If you’re feeling bold, publish your story and share a link in the comments!
Thanks for having me, Julie I look forward to what you all create.
Thank you Dana! I love this post and am so thankful you stopped over to share it. I love the inverted pyramid concept, and I plan to work with it in my new WIP. I’m in the planning/plotting phases, so the timing is *perfect*. Can’t wait to get started!
About the Author
Dana Sitar is a freelance journalist and indie author. She shares writing tips and anecdotes for dreamers in search of a path through her blog and DIY Writing Newsletter.
**Inverted pyramid image credit: Wikipedia (http://en.wikipedia.org/wiki/Inverted_pyramid)
Find Dana online:
Covet by Melissa Darnell
Dangerous to be together. Painful to be apart.
Savannah Colbert knows she broke up with Tristan Coleman for the right reasons. Most of all, to keep from killing him with her new vampire abilities. But try telling her heart. Now, lost in a sea of hostile Clann faces, Sav tries to come to terms with what she’s becoming and what that means for her future. And that someone is doing their best to bully her into making a terrible mistake.
Tristan can’t believe Sav won’t even talk to him. If being apart is her decision, fine. Just don’t expect him to honor it. But even as he prepares to fight for the girl he loves, forces beyond their control take them both in directions neither could have foreseen or prepared for.
A reckoning is coming…and not everyone will survive.
Thoughts by Julie
Covet is book two in The Clann series by Melissa Darnell. I loved the first book, Crave. I wasn’t disappointed with Covet. Darnell has a unique ability to draw her reader into her world. Though it’s been some time since I finished Crave, I fell right in step with Covet. Her imagery is fantastic. Her characters are so real, it’s easy to forget they’re imaginary. Their struggles are heartbreaking and their love is toe curling.
In Crave, Savannah struggles to deal with her changing body, mind and life. She suffers loss and heartbreak. But she’s never weak. Always determined, she’s strong in the face of bullies, enemies and fear. I love this. Who hasn’t felt surrounded? Sav gets in there and resolves to stay her path. She’s amazing. Her true love, Tristan, is as endearing and lovable as ever. Despite the huge amount of time passing after their break up, he doesn’t give up on them, doesn’t rebel against her, doesn’t lash out. He believes in them and that unwavering passion is inspiring to a romantic like me.
It was fun to see the transformation of Sav. In the first book, Tristan protects her many times, emotionally and physically. In this book, Sav’s strong enough for herself and for him. She’s inspiring. Filled with girl-power. And speaking of girl power, her friend Anne steps up her game in this sequel. She’s more than a quick wit after all. Just as I suspected/hoped. Everyone needs a friend like her. Another reason I gave Crave 5 stars, Darnell expands the cast a bit, delving into who they are, enriching the story and creating endless possible story lines – which has me drooling already for the third installment of this series. This was an overwhelming, page turning ride. My emotions ran the gamut and I am hooked on The Clann Series.
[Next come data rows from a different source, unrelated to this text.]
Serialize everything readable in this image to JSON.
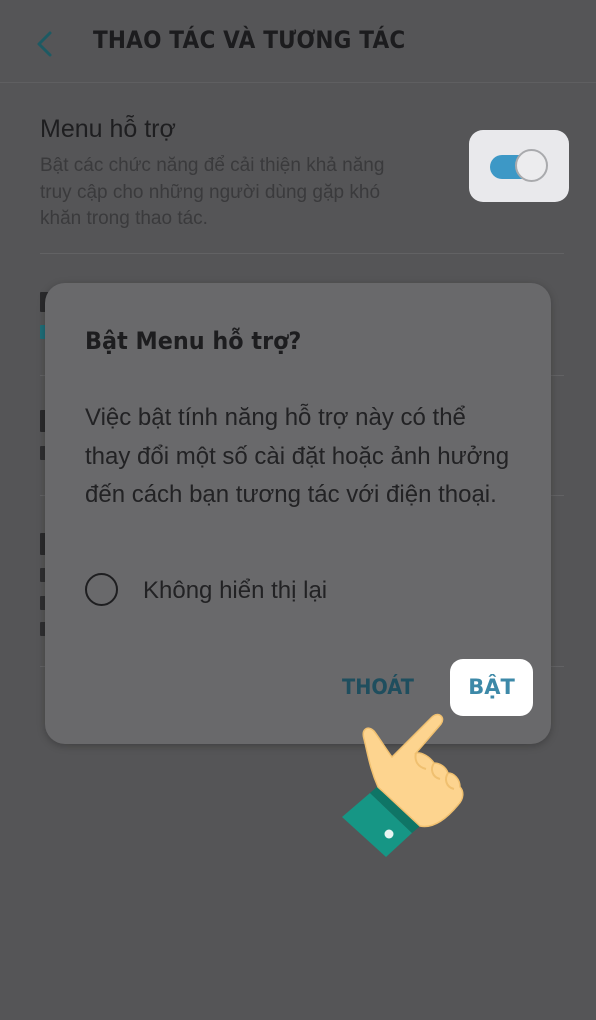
{
  "header": {
    "title": "THAO TÁC VÀ TƯƠNG TÁC",
    "back_icon": "chevron-left-icon"
  },
  "settings": {
    "assistant_menu": {
      "title": "Menu hỗ trợ",
      "description": "Bật các chức năng để cải thiện khả năng truy cập cho những người dùng gặp khó khăn trong thao tác.",
      "toggle_on": true
    }
  },
  "dialog": {
    "title": "Bật Menu hỗ trợ?",
    "body": "Việc bật tính năng hỗ trợ này có thể thay đổi một số cài đặt hoặc ảnh hưởng đến cách bạn tương tác với điện thoại.",
    "checkbox_label": "Không hiển thị lại",
    "checkbox_checked": false,
    "cancel_label": "THOÁT",
    "confirm_label": "BẬT"
  },
  "colors": {
    "background_dim": "#555557",
    "dialog": "#69696b",
    "toggle_track": "#3d98c6",
    "confirm_text": "#3d89a8",
    "hand_skin": "#fdd48f",
    "sleeve": "#169685"
  },
  "overlay_icon": "pointing-hand-icon"
}
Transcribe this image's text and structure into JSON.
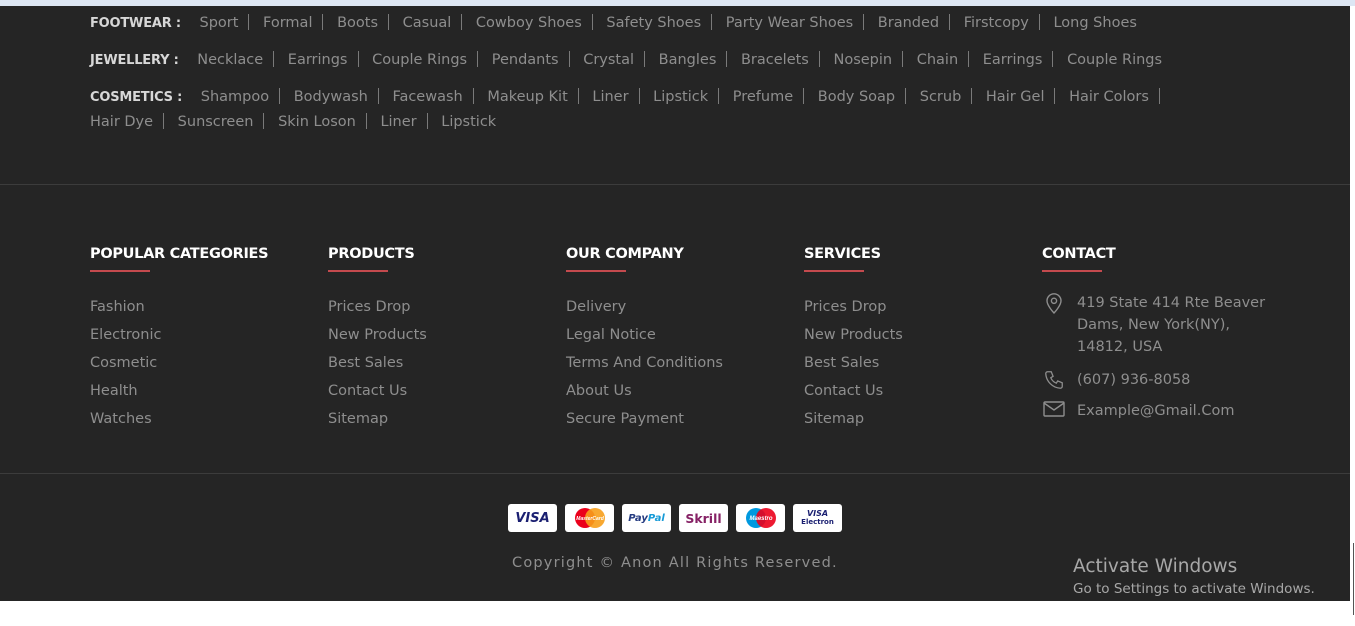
{
  "categories": {
    "footwear": {
      "title": "FOOTWEAR :",
      "links": [
        "Sport",
        "Formal",
        "Boots",
        "Casual",
        "Cowboy Shoes",
        "Safety Shoes",
        "Party Wear Shoes",
        "Branded",
        "Firstcopy",
        "Long Shoes"
      ]
    },
    "jewellery": {
      "title": "JEWELLERY :",
      "links": [
        "Necklace",
        "Earrings",
        "Couple Rings",
        "Pendants",
        "Crystal",
        "Bangles",
        "Bracelets",
        "Nosepin",
        "Chain",
        "Earrings",
        "Couple Rings"
      ]
    },
    "cosmetics": {
      "title": "COSMETICS :",
      "links": [
        "Shampoo",
        "Bodywash",
        "Facewash",
        "Makeup Kit",
        "Liner",
        "Lipstick",
        "Prefume",
        "Body Soap",
        "Scrub",
        "Hair Gel",
        "Hair Colors",
        "Hair Dye",
        "Sunscreen",
        "Skin Loson",
        "Liner",
        "Lipstick"
      ]
    }
  },
  "columns": {
    "popular": {
      "title": "POPULAR CATEGORIES",
      "links": [
        "Fashion",
        "Electronic",
        "Cosmetic",
        "Health",
        "Watches"
      ]
    },
    "products": {
      "title": "PRODUCTS",
      "links": [
        "Prices Drop",
        "New Products",
        "Best Sales",
        "Contact Us",
        "Sitemap"
      ]
    },
    "company": {
      "title": "OUR COMPANY",
      "links": [
        "Delivery",
        "Legal Notice",
        "Terms And Conditions",
        "About Us",
        "Secure Payment"
      ]
    },
    "services": {
      "title": "SERVICES",
      "links": [
        "Prices Drop",
        "New Products",
        "Best Sales",
        "Contact Us",
        "Sitemap"
      ]
    },
    "contact": {
      "title": "CONTACT",
      "address": [
        "419 State 414 Rte Beaver",
        "Dams, New York(NY),",
        "14812, USA"
      ],
      "phone": "(607) 936-8058",
      "email": "Example@Gmail.Com"
    }
  },
  "payments": [
    {
      "label": "VISA",
      "color": "#1a1f71"
    },
    {
      "label": "MasterCard",
      "color": "#eb001b"
    },
    {
      "label": "PayPal",
      "color": "#253b80"
    },
    {
      "label": "Skrill",
      "color": "#862165"
    },
    {
      "label": "Maestro",
      "color": "#0099df"
    },
    {
      "label": "VISA Electron",
      "color": "#1a1f71"
    }
  ],
  "copyright": "Copyright © Anon All Rights Reserved.",
  "activate": {
    "title": "Activate Windows",
    "subtitle": "Go to Settings to activate Windows."
  },
  "colors": {
    "background": "#252525",
    "accent": "#c44a4e",
    "text": "#8e8e8e",
    "heading": "#ffffff"
  }
}
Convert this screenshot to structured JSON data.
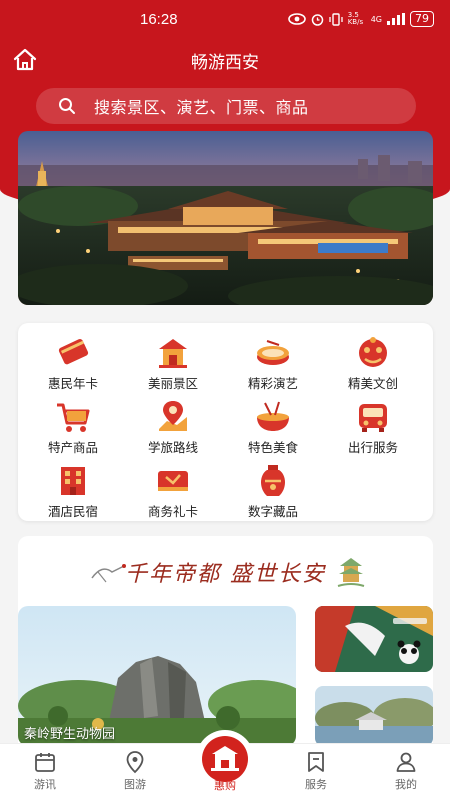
{
  "status_bar": {
    "time": "16:28",
    "signal_text": "4G",
    "speed": "3.5 KB/s",
    "battery": "79"
  },
  "header": {
    "title": "畅游西安",
    "search_placeholder": "搜索景区、演艺、门票、商品"
  },
  "services": [
    {
      "label": "惠民年卡",
      "icon": "red-card-icon"
    },
    {
      "label": "美丽景区",
      "icon": "pavilion-icon"
    },
    {
      "label": "精彩演艺",
      "icon": "stage-drum-icon"
    },
    {
      "label": "精美文创",
      "icon": "lion-mask-icon"
    },
    {
      "label": "特产商品",
      "icon": "shopping-cart-icon"
    },
    {
      "label": "学旅路线",
      "icon": "map-pin-icon"
    },
    {
      "label": "特色美食",
      "icon": "noodle-bowl-icon"
    },
    {
      "label": "出行服务",
      "icon": "bus-icon"
    },
    {
      "label": "酒店民宿",
      "icon": "hotel-building-icon"
    },
    {
      "label": "商务礼卡",
      "icon": "gift-card-icon"
    },
    {
      "label": "数字藏品",
      "icon": "vase-icon"
    }
  ],
  "promo": {
    "slogan": "千年帝都 盛世长安",
    "feature_caption": "秦岭野生动物园"
  },
  "bottom_nav": [
    {
      "label": "游讯",
      "icon": "calendar-icon"
    },
    {
      "label": "图游",
      "icon": "location-pin-icon"
    },
    {
      "label": "惠购",
      "icon": "city-gate-icon",
      "active": true
    },
    {
      "label": "服务",
      "icon": "bookmark-flag-icon"
    },
    {
      "label": "我的",
      "icon": "person-icon"
    }
  ],
  "colors": {
    "brand_red": "#c7161d",
    "active_red": "#d2231d"
  }
}
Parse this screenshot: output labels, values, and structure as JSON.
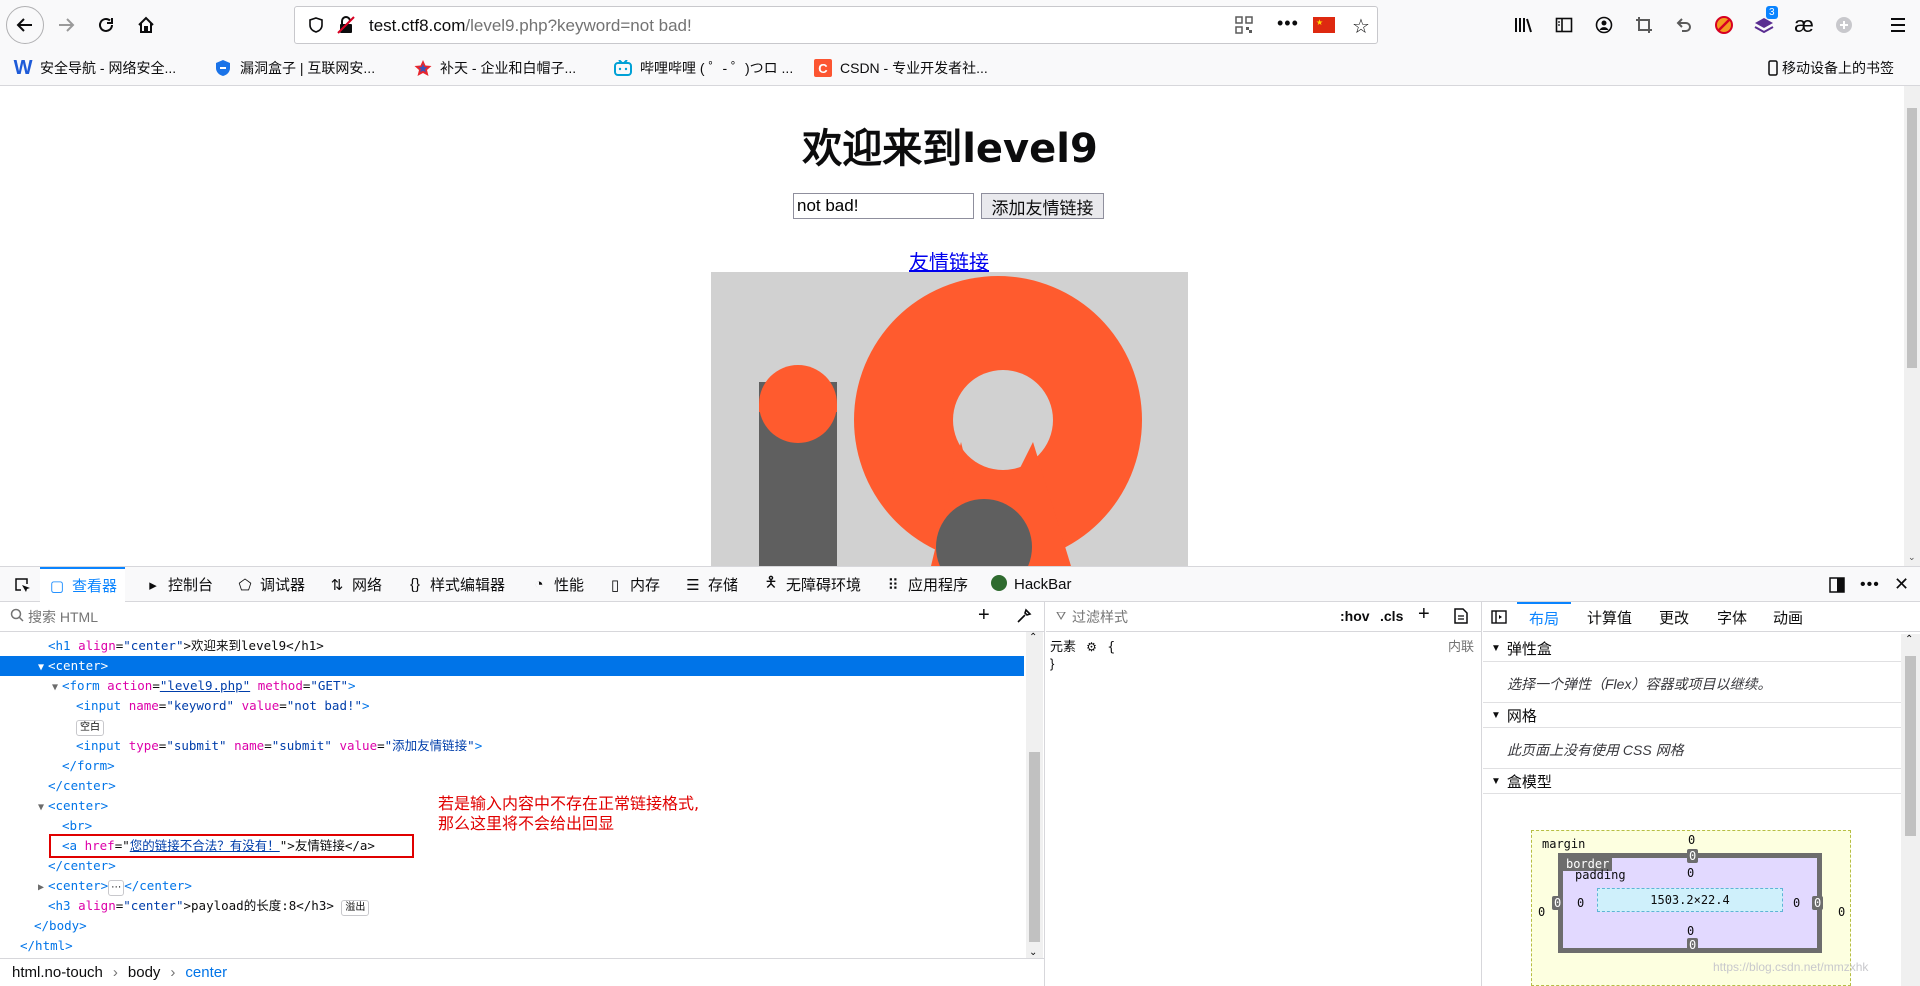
{
  "browser": {
    "url_host": "test.ctf8.com",
    "url_path": "/level9.php?keyword=not bad!",
    "ext_badge": "3",
    "ext_ae": "æ"
  },
  "bookmarks": [
    {
      "icon": "W",
      "label": "安全导航 - 网络安全..."
    },
    {
      "icon": "shield",
      "label": "漏洞盒子 | 互联网安..."
    },
    {
      "icon": "star",
      "label": "补天 - 企业和白帽子..."
    },
    {
      "icon": "tv",
      "label": "哔哩哔哩 ( ゜- ゜)つロ ..."
    },
    {
      "icon": "C",
      "label": "CSDN - 专业开发者社..."
    }
  ],
  "mobile_bookmarks": "移动设备上的书签",
  "page": {
    "heading": "欢迎来到level9",
    "keyword_value": "not bad!",
    "submit_label": "添加友情链接",
    "link_text": "友情链接"
  },
  "devtools": {
    "tabs": [
      "查看器",
      "控制台",
      "调试器",
      "网络",
      "样式编辑器",
      "性能",
      "内存",
      "存储",
      "无障碍环境",
      "应用程序",
      "HackBar"
    ],
    "search_placeholder": "搜索 HTML",
    "code": {
      "l1_open": "<h1 ",
      "l1_attr": "align",
      "l1_val": "\"center\"",
      "l1_rest": ">欢迎来到level9</h1>",
      "l2": "<center>",
      "l3_form": "<form ",
      "l3_a1": "action",
      "l3_v1": "\"level9.php\"",
      "l3_a2": "method",
      "l3_v2": "\"GET\"",
      "l4_input": "<input ",
      "l4_a1": "name",
      "l4_v1": "\"keyword\"",
      "l4_a2": "value",
      "l4_v2": "\"not bad!\"",
      "badge_blank": "空白",
      "l6_a1": "type",
      "l6_v1": "\"submit\"",
      "l6_a2": "name",
      "l6_v2": "\"submit\"",
      "l6_a3": "value",
      "l6_v3": "\"添加友情链接\"",
      "l7": "</form>",
      "l8": "</center>",
      "l9": "<center>",
      "l10": "<br>",
      "l11_open": "<a ",
      "l11_attr": "href",
      "l11_val": "您的链接不合法？有没有！",
      "l11_rest": ">友情链接</a>",
      "l12": "</center>",
      "l13_open": "<center>",
      "l13_close": "</center>",
      "badge_ellipsis": "⋯",
      "l14_open": "<h3 ",
      "l14_attr": "align",
      "l14_val": "\"center\"",
      "l14_rest": ">payload的长度:8</h3>",
      "badge_overflow": "溢出",
      "l15": "</body>",
      "l16": "</html>"
    },
    "annotation_line1": "若是输入内容中不存在正常链接格式,",
    "annotation_line2": "那么这里将不会给出回显",
    "breadcrumb": [
      "html.no-touch",
      "body",
      "center"
    ],
    "rules": {
      "filter_placeholder": "过滤样式",
      "hov": ":hov",
      ".cls": ".cls",
      "element_label": "元素",
      "open_brace": "{",
      "close_brace": "}",
      "inline": "内联"
    },
    "layout": {
      "tabs": [
        "布局",
        "计算值",
        "更改",
        "字体",
        "动画"
      ],
      "flex_title": "弹性盒",
      "flex_msg": "选择一个弹性（Flex）容器或项目以继续。",
      "grid_title": "网格",
      "grid_msg": "此页面上没有使用 CSS 网格",
      "boxmodel_title": "盒模型",
      "margin_label": "margin",
      "border_label": "border",
      "padding_label": "padding",
      "content_size": "1503.2×22.4",
      "zero": "0"
    }
  },
  "watermark": "https://blog.csdn.net/mmzxhk"
}
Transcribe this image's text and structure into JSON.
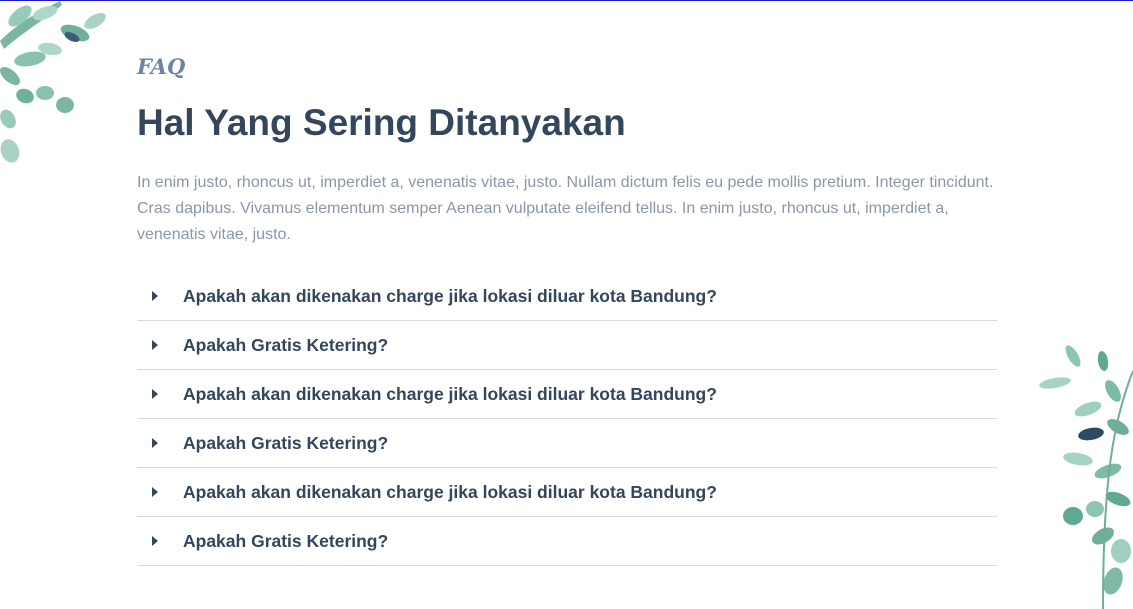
{
  "faq": {
    "eyebrow": "FAQ",
    "heading": "Hal Yang Sering Ditanyakan",
    "intro": "In enim justo, rhoncus ut, imperdiet a, venenatis vitae, justo. Nullam dictum felis eu pede mollis pretium. Integer tincidunt. Cras dapibus. Vivamus elementum semper Aenean vulputate eleifend tellus. In enim justo, rhoncus ut, imperdiet a, venenatis vitae, justo.",
    "items": [
      {
        "question": "Apakah akan dikenakan charge jika lokasi diluar kota Bandung?"
      },
      {
        "question": "Apakah Gratis Ketering?"
      },
      {
        "question": "Apakah akan dikenakan charge jika lokasi diluar kota Bandung?"
      },
      {
        "question": "Apakah Gratis Ketering?"
      },
      {
        "question": "Apakah akan dikenakan charge jika lokasi diluar kota Bandung?"
      },
      {
        "question": "Apakah Gratis Ketering?"
      }
    ]
  },
  "colors": {
    "heading": "#34465c",
    "eyebrow": "#6d83a3",
    "body_text": "#8a97a8",
    "divider": "#d6d9dd",
    "leaf_light": "#8cc5b4",
    "leaf_mid": "#5fa893",
    "leaf_dark": "#2c4a63"
  },
  "decorations": [
    "leaf-branch-top-left",
    "leaf-branch-bottom-right"
  ]
}
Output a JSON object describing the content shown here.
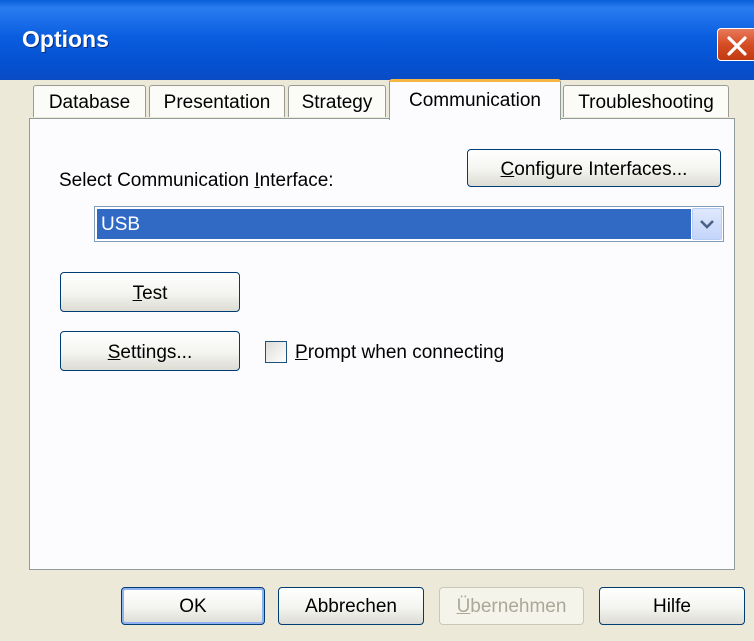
{
  "window": {
    "title": "Options"
  },
  "tabs": [
    {
      "label": "Database"
    },
    {
      "label": "Presentation"
    },
    {
      "label": "Strategy"
    },
    {
      "label": "Communication"
    },
    {
      "label": "Troubleshooting"
    }
  ],
  "communication": {
    "interface_label_pre": "Select Communication ",
    "interface_label_key": "I",
    "interface_label_post": "nterface:",
    "configure_key": "C",
    "configure_rest": "onfigure Interfaces...",
    "selected_interface": "USB",
    "test_key": "T",
    "test_rest": "est",
    "settings_key": "S",
    "settings_rest": "ettings...",
    "prompt_key": "P",
    "prompt_rest": "rompt when connecting",
    "prompt_checked": false
  },
  "footer": {
    "ok": "OK",
    "cancel": "Abbrechen",
    "apply_key": "Ü",
    "apply_rest": "bernehmen",
    "help": "Hilfe"
  }
}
Despite the fact this is another YA with vampires, the story is fresh, fun and powerful. I’m so glad I gave Crave a chance. It became one of my favorites in 2011 and Covet is one of those in 2012. It’s not about the vampires. It’s about the people, the tension, the choices. Beautifully done. I would recommend this to any YA reader. Fabulous read. Amazing ending. I can’t wait to see what happens next!
Finally, I want to thank Harlequin and NetGalley for making this title available to readers, early and at no cost. If you aren’t familiar with Net Galley, please check it out. It’s a wonderful resource for readers and authors alike. *Thank you*